** Record extracts follows **
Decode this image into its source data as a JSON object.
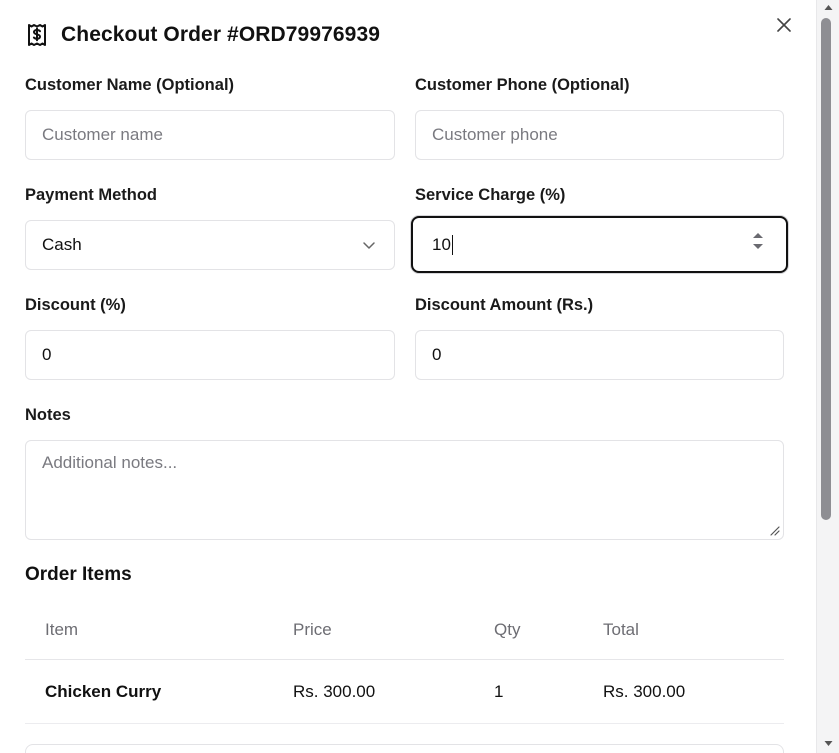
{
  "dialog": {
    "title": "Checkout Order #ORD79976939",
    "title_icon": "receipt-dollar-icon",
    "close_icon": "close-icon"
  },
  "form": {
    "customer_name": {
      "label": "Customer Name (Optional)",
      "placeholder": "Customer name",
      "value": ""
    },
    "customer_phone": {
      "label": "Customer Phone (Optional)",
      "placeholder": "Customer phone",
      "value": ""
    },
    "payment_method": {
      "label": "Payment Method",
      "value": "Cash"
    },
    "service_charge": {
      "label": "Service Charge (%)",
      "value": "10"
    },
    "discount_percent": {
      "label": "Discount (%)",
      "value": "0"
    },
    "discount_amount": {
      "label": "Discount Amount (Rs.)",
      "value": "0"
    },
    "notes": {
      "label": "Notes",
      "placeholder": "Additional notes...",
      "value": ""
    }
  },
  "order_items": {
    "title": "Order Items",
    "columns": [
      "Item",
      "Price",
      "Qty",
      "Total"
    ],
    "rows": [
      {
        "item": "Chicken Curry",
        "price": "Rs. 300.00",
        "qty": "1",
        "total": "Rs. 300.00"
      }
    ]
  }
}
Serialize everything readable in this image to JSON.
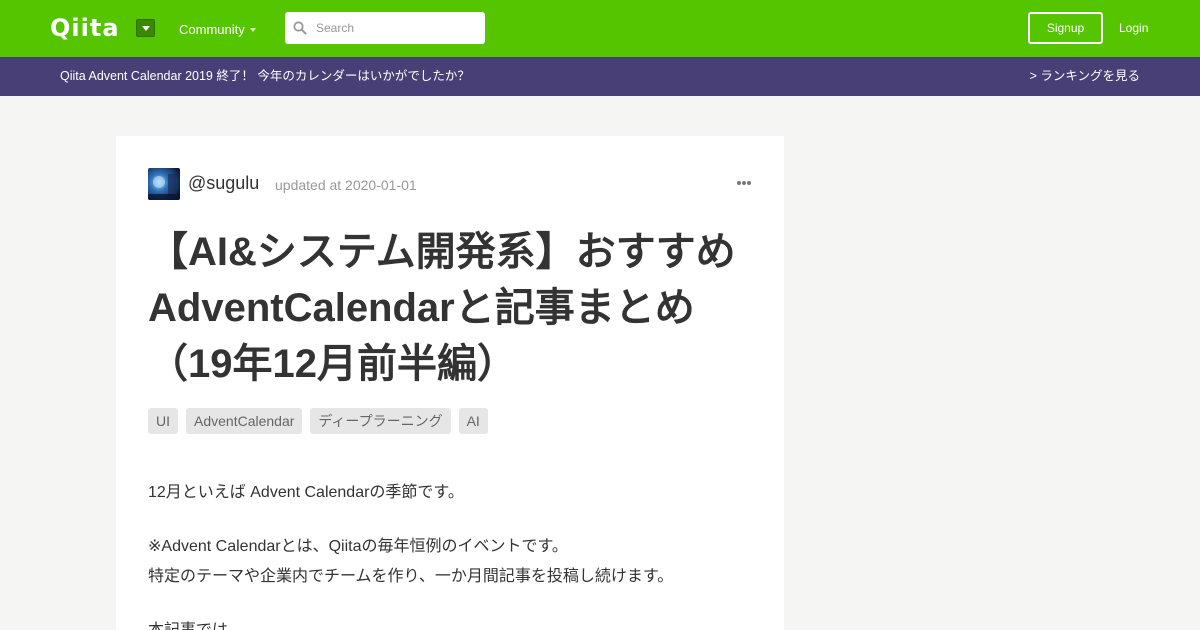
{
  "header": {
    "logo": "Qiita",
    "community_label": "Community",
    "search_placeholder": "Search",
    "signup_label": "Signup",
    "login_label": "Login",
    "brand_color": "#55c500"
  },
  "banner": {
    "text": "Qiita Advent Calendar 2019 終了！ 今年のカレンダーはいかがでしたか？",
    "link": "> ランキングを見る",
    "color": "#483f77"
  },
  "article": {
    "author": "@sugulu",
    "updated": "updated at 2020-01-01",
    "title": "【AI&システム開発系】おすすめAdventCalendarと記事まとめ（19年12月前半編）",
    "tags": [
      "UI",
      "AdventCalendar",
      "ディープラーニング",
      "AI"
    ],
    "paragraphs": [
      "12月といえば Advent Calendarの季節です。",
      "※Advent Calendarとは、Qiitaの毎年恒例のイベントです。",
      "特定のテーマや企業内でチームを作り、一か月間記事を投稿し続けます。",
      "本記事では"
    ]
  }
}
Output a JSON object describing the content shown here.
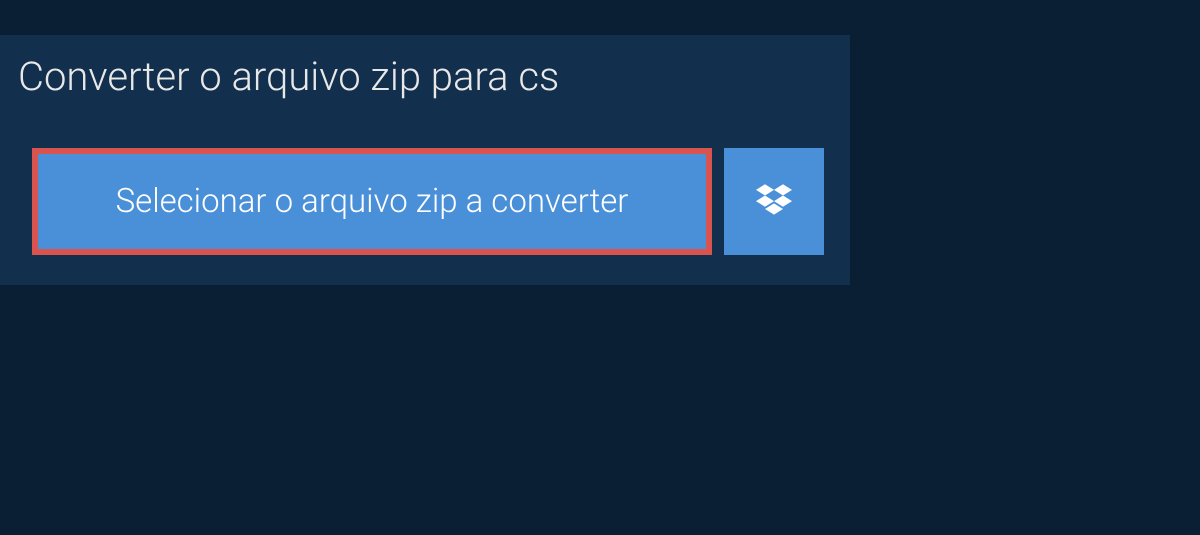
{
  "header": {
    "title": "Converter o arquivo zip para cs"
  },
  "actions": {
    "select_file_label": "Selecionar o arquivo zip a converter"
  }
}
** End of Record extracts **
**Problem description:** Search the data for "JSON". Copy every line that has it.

**Exercise result:**
Decode this image into its source data as a JSON object.
Serialize everything readable in this image to JSON.
Output a JSON object describing the content shown here.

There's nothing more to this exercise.